Lines from the listing below that contain the string "screenshot" are to be reported.

··· EXCERPTED DATA

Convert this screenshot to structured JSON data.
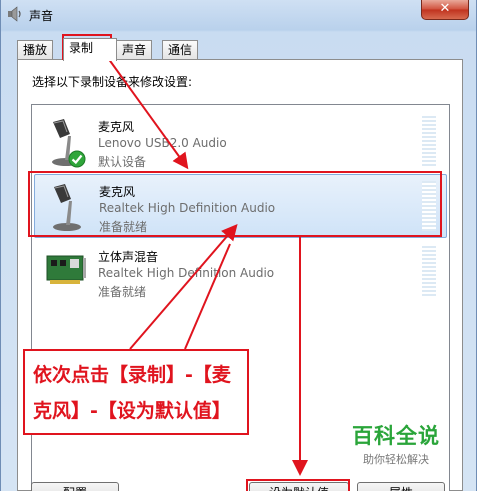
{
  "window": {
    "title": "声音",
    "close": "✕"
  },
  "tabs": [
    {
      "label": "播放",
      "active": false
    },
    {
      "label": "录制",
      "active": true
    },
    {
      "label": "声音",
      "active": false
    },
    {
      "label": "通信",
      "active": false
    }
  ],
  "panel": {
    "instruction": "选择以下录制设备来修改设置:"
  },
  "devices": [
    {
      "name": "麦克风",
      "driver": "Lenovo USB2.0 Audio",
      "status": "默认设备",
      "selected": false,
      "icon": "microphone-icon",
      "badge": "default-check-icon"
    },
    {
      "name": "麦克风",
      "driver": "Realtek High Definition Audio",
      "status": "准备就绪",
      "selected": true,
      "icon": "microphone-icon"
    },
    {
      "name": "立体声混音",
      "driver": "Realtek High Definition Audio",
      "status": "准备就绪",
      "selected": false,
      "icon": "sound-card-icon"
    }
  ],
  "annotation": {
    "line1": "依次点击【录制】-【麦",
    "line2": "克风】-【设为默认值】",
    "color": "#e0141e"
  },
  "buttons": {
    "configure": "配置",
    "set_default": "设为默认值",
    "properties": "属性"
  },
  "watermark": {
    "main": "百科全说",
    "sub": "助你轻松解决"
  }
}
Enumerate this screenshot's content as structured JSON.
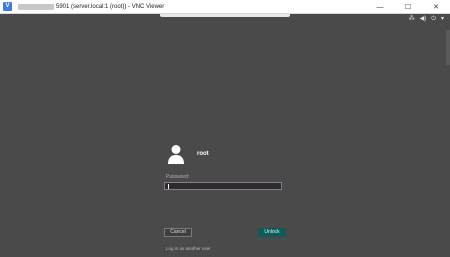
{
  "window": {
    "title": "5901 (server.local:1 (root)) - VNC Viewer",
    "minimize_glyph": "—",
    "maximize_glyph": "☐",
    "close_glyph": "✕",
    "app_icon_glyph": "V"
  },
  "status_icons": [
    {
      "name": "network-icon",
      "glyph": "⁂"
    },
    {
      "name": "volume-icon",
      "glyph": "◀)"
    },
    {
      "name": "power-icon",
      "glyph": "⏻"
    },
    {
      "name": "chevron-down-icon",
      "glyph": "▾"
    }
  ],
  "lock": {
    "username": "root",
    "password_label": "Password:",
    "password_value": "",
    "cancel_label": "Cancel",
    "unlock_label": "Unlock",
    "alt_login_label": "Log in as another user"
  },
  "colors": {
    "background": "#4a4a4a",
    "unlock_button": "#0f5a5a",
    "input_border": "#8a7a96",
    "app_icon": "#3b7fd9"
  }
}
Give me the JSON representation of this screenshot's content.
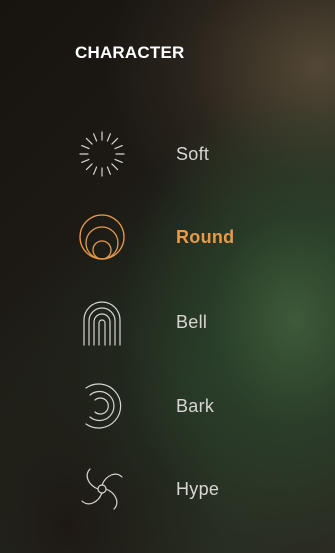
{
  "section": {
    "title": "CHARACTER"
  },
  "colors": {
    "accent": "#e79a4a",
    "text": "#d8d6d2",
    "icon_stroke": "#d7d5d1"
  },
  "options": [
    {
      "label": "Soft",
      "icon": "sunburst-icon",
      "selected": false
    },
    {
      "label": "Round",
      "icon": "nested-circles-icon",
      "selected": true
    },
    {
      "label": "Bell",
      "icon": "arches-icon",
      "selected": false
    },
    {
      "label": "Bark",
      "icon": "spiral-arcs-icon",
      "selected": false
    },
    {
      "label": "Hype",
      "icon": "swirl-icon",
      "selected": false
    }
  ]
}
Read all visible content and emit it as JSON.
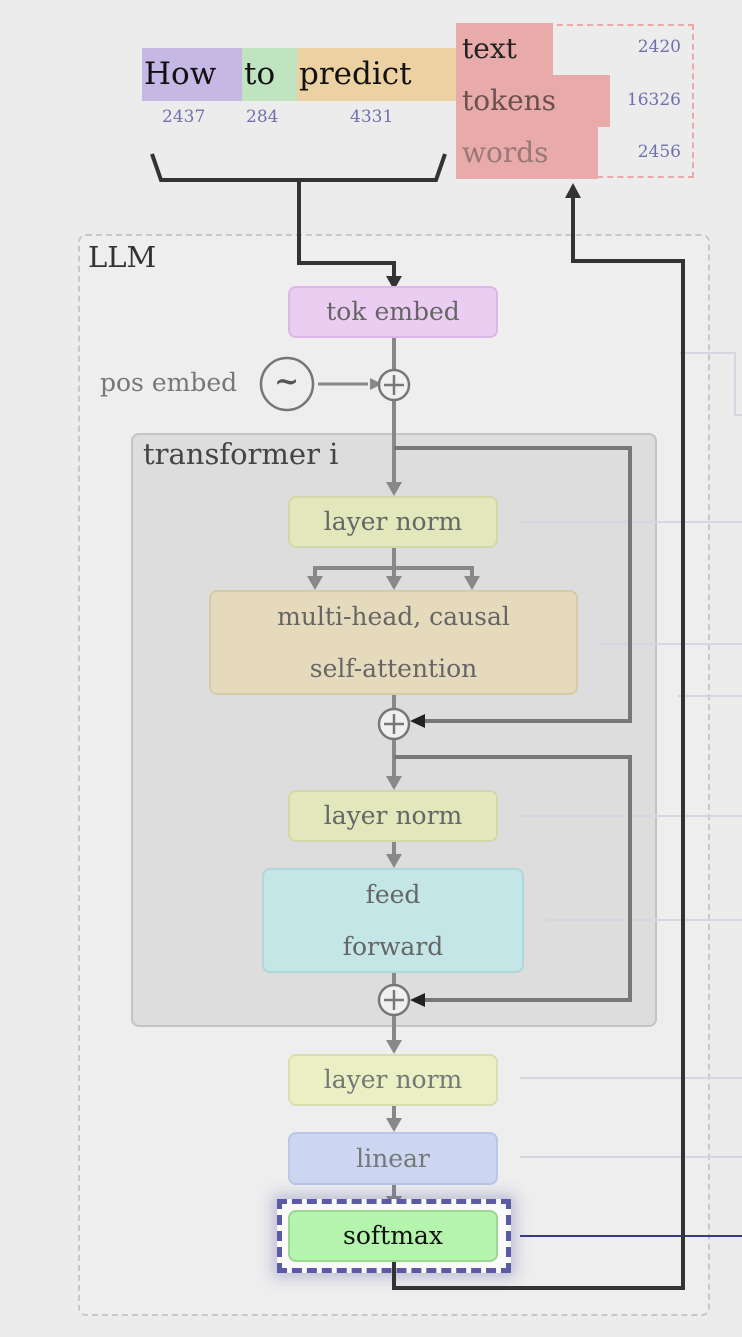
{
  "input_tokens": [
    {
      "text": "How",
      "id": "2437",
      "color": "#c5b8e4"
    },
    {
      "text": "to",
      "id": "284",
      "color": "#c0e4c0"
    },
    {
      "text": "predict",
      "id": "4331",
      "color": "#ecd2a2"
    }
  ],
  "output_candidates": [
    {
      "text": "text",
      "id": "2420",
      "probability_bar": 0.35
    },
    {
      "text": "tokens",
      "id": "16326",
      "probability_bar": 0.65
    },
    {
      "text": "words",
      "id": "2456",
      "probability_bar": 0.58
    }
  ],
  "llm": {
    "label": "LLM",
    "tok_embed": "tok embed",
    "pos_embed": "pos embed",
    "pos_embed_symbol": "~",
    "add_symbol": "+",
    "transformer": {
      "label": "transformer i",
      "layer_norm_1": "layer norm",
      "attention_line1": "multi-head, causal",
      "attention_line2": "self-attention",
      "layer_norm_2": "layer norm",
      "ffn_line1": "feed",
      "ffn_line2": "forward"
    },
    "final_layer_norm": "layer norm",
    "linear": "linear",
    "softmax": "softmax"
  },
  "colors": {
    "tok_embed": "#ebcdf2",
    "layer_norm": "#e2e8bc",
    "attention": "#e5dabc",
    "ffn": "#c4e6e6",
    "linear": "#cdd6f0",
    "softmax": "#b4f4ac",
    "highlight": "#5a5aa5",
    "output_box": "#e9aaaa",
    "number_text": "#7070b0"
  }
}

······
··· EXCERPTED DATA

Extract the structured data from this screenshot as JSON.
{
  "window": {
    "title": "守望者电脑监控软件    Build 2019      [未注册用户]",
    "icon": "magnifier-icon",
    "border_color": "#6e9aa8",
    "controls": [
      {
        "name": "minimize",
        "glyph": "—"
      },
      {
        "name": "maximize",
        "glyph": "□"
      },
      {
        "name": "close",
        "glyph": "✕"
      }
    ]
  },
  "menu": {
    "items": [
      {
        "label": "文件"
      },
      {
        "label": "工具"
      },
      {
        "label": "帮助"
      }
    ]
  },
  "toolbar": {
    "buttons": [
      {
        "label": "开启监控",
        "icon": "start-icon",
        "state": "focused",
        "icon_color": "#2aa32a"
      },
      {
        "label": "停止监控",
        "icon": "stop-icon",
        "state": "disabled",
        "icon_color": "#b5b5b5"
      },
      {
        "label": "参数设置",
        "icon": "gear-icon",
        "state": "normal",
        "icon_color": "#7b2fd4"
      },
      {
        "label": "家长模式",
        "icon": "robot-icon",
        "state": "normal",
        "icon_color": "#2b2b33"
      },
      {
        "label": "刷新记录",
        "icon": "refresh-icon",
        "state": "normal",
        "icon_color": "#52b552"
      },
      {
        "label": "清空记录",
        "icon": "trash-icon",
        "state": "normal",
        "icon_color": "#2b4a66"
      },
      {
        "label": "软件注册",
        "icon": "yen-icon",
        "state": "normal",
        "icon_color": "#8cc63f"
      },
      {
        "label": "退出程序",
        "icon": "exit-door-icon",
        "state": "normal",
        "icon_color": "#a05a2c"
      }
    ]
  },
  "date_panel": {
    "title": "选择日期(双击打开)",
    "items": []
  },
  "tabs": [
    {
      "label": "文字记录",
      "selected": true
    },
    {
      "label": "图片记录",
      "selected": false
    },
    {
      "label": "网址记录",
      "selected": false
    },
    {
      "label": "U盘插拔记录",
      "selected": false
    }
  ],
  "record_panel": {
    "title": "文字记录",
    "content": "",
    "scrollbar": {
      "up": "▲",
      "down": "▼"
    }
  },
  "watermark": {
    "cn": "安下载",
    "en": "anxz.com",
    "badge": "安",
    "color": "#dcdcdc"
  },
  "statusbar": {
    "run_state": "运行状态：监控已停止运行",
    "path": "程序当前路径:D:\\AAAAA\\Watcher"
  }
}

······

◆ **FINISHED TASK**:
Convert this screenshot to structured JSON data.
Enumerate this screenshot's content as structured JSON.
Give me the JSON representation of this screenshot's content.
Extract the structured data from this screenshot as JSON.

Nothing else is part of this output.